- [Data for review]:
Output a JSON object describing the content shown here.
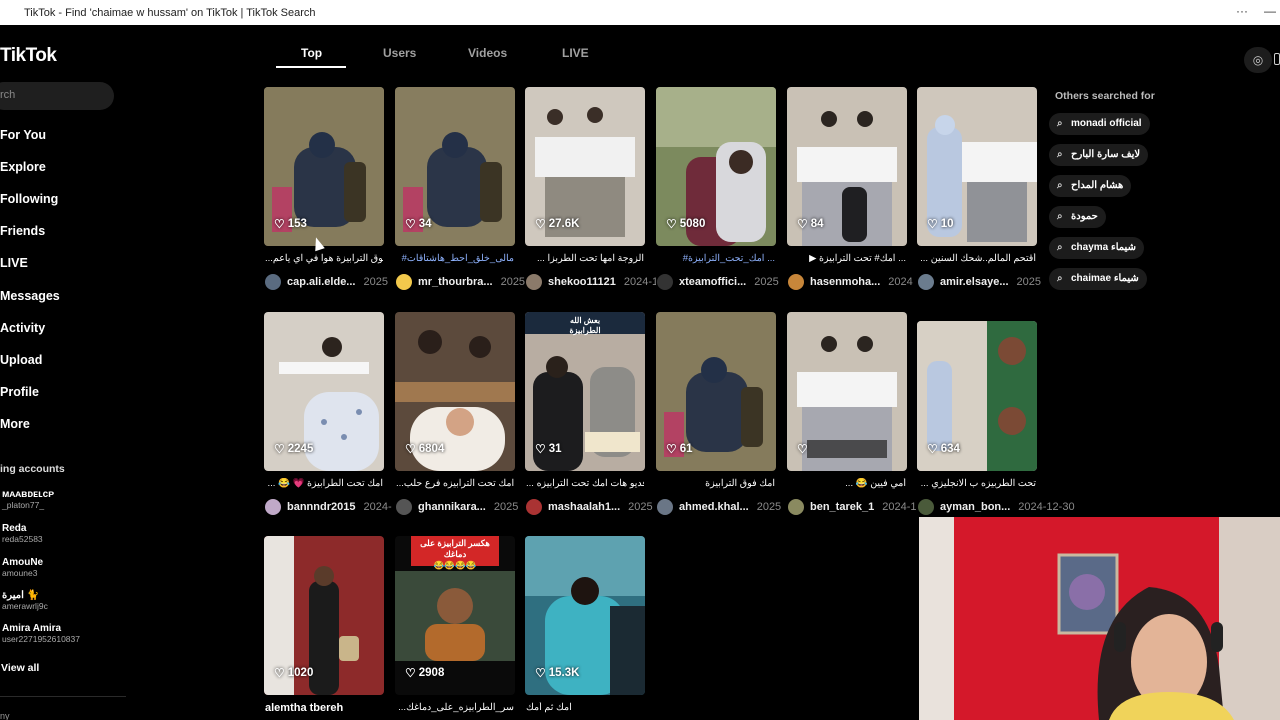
{
  "window": {
    "title": "TikTok - Find 'chaimae w hussam' on TikTok | TikTok Search",
    "menu_glyph": "···",
    "min_glyph": "—"
  },
  "sidebar": {
    "logo": "TikTok",
    "search_placeholder": "rch",
    "nav": [
      "For You",
      "Explore",
      "Following",
      "Friends",
      "LIVE",
      "Messages",
      "Activity",
      "Upload",
      "Profile",
      "More"
    ],
    "accounts_label": "ing accounts",
    "accounts": [
      {
        "name": "ᴍᴀᴀʙᴅᴇʟᴄᴘ",
        "user": "_platon77_"
      },
      {
        "name": "Reda",
        "user": "reda52583"
      },
      {
        "name": "AmouNe",
        "user": "amoune3"
      },
      {
        "name": "اميرة 🐈",
        "user": "amerawrlj9c"
      },
      {
        "name": "Amira Amira",
        "user": "user2271952610837"
      }
    ],
    "view_all": "View all",
    "more_label": "ny"
  },
  "tabs": [
    "Top",
    "Users",
    "Videos",
    "LIVE"
  ],
  "others": {
    "title": "Others searched for",
    "chips": [
      "monadi official",
      "لايف سارة البارح",
      "هشام المداح",
      "حمودة",
      "chayma شيماء",
      "chaimae شيماء"
    ]
  },
  "videos": [
    {
      "likes": "153",
      "caption": "...سوق الترابيزة هوا في اي ياعم",
      "author": "cap.ali.elde...",
      "date": "2025",
      "tag": false
    },
    {
      "likes": "34",
      "caption": "#مالى_خلق_احط_هاشتاقات",
      "author": "mr_thourbra...",
      "date": "2025",
      "tag": true
    },
    {
      "likes": "27.6K",
      "caption": "... الزوجة امها تحت الطربزا",
      "author": "shekoo11121",
      "date": "2024-1",
      "tag": false
    },
    {
      "likes": "5080",
      "caption": "#امك_تحت_الترابيزة ...",
      "author": "xteamoffici...",
      "date": "2025",
      "tag": true
    },
    {
      "likes": "84",
      "caption": "▶ امك# تحت الترابيزة ...",
      "author": "hasenmoha...",
      "date": "2024",
      "tag": false
    },
    {
      "likes": "10",
      "caption": "... أقتحم المالم..شحك السنين",
      "author": "amir.elsaye...",
      "date": "2025",
      "tag": false
    },
    {
      "likes": "2245",
      "caption": "... 😂 💗 امك تحت الطرابيزة",
      "author": "bannndr2015",
      "date": "2024-",
      "tag": false
    },
    {
      "likes": "6804",
      "caption": "...امك تحت الترابيزه فرع حلب",
      "author": "ghannikara...",
      "date": "2025",
      "tag": false
    },
    {
      "likes": "31",
      "caption": "... فديو هات امك تحت الترابيزه",
      "author": "mashaalah1...",
      "date": "2025",
      "tag": false
    },
    {
      "likes": "61",
      "caption": "امك فوق الترابيزة",
      "author": "ahmed.khal...",
      "date": "2025",
      "tag": false
    },
    {
      "likes": "",
      "caption": "... 😂 أمي فيين",
      "author": "ben_tarek_1",
      "date": "2024-1",
      "tag": false
    },
    {
      "likes": "634",
      "caption": "... تحت الطربيزه ب الانجليزي",
      "author": "ayman_bon...",
      "date": "2024-12-30",
      "tag": false
    },
    {
      "likes": "1020",
      "caption": "alemtha tbereh",
      "author": "",
      "date": "",
      "tag": false
    },
    {
      "likes": "2908",
      "caption": "...سر_الطرابيزه_على_دماغك",
      "author": "",
      "date": "",
      "tag": false
    },
    {
      "likes": "15.3K",
      "caption": "امك ثم أمك",
      "author": "",
      "date": "",
      "tag": false
    }
  ],
  "overlays": [
    "هكسر الترابيزة على دماغك",
    "😂😂😂😂",
    "بعش الله",
    "الطرابيزة"
  ]
}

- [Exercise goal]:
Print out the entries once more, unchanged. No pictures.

- [Written response]:
Output a JSON object describing the content shown here.
{
  "window": {
    "title": "TikTok - Find 'chaimae w hussam' on TikTok | TikTok Search",
    "menu_glyph": "···",
    "min_glyph": "—"
  },
  "sidebar": {
    "logo": "TikTok",
    "search_placeholder": "rch",
    "nav": [
      "For You",
      "Explore",
      "Following",
      "Friends",
      "LIVE",
      "Messages",
      "Activity",
      "Upload",
      "Profile",
      "More"
    ],
    "accounts_label": "ing accounts",
    "accounts": [
      {
        "name": "ᴍᴀᴀʙᴅᴇʟᴄᴘ",
        "user": "_platon77_"
      },
      {
        "name": "Reda",
        "user": "reda52583"
      },
      {
        "name": "AmouNe",
        "user": "amoune3"
      },
      {
        "name": "اميرة 🐈",
        "user": "amerawrlj9c"
      },
      {
        "name": "Amira Amira",
        "user": "user2271952610837"
      }
    ],
    "view_all": "View all",
    "more_label": "ny"
  },
  "tabs": [
    "Top",
    "Users",
    "Videos",
    "LIVE"
  ],
  "others": {
    "title": "Others searched for",
    "chips": [
      "monadi official",
      "لايف سارة البارح",
      "هشام المداح",
      "حمودة",
      "chayma شيماء",
      "chaimae شيماء"
    ]
  },
  "videos": [
    {
      "likes": "153",
      "caption": "...سوق الترابيزة هوا في اي ياعم",
      "author": "cap.ali.elde...",
      "date": "2025",
      "tag": false
    },
    {
      "likes": "34",
      "caption": "#مالى_خلق_احط_هاشتاقات",
      "author": "mr_thourbra...",
      "date": "2025",
      "tag": true
    },
    {
      "likes": "27.6K",
      "caption": "... الزوجة امها تحت الطربزا",
      "author": "shekoo11121",
      "date": "2024-1",
      "tag": false
    },
    {
      "likes": "5080",
      "caption": "#امك_تحت_الترابيزة ...",
      "author": "xteamoffici...",
      "date": "2025",
      "tag": true
    },
    {
      "likes": "84",
      "caption": "▶ امك# تحت الترابيزة ...",
      "author": "hasenmoha...",
      "date": "2024",
      "tag": false
    },
    {
      "likes": "10",
      "caption": "... أقتحم المالم..شحك السنين",
      "author": "amir.elsaye...",
      "date": "2025",
      "tag": false
    },
    {
      "likes": "2245",
      "caption": "... 😂 💗 امك تحت الطرابيزة",
      "author": "bannndr2015",
      "date": "2024-",
      "tag": false
    },
    {
      "likes": "6804",
      "caption": "...امك تحت الترابيزه فرع حلب",
      "author": "ghannikara...",
      "date": "2025",
      "tag": false
    },
    {
      "likes": "31",
      "caption": "... فديو هات امك تحت الترابيزه",
      "author": "mashaalah1...",
      "date": "2025",
      "tag": false
    },
    {
      "likes": "61",
      "caption": "امك فوق الترابيزة",
      "author": "ahmed.khal...",
      "date": "2025",
      "tag": false
    },
    {
      "likes": "",
      "caption": "... 😂 أمي فيين",
      "author": "ben_tarek_1",
      "date": "2024-1",
      "tag": false
    },
    {
      "likes": "634",
      "caption": "... تحت الطربيزه ب الانجليزي",
      "author": "ayman_bon...",
      "date": "2024-12-30",
      "tag": false
    },
    {
      "likes": "1020",
      "caption": "alemtha tbereh",
      "author": "",
      "date": "",
      "tag": false
    },
    {
      "likes": "2908",
      "caption": "...سر_الطرابيزه_على_دماغك",
      "author": "",
      "date": "",
      "tag": false
    },
    {
      "likes": "15.3K",
      "caption": "امك ثم أمك",
      "author": "",
      "date": "",
      "tag": false
    }
  ],
  "overlays": [
    "هكسر الترابيزة على دماغك",
    "😂😂😂😂",
    "بعش الله",
    "الطرابيزة"
  ]
}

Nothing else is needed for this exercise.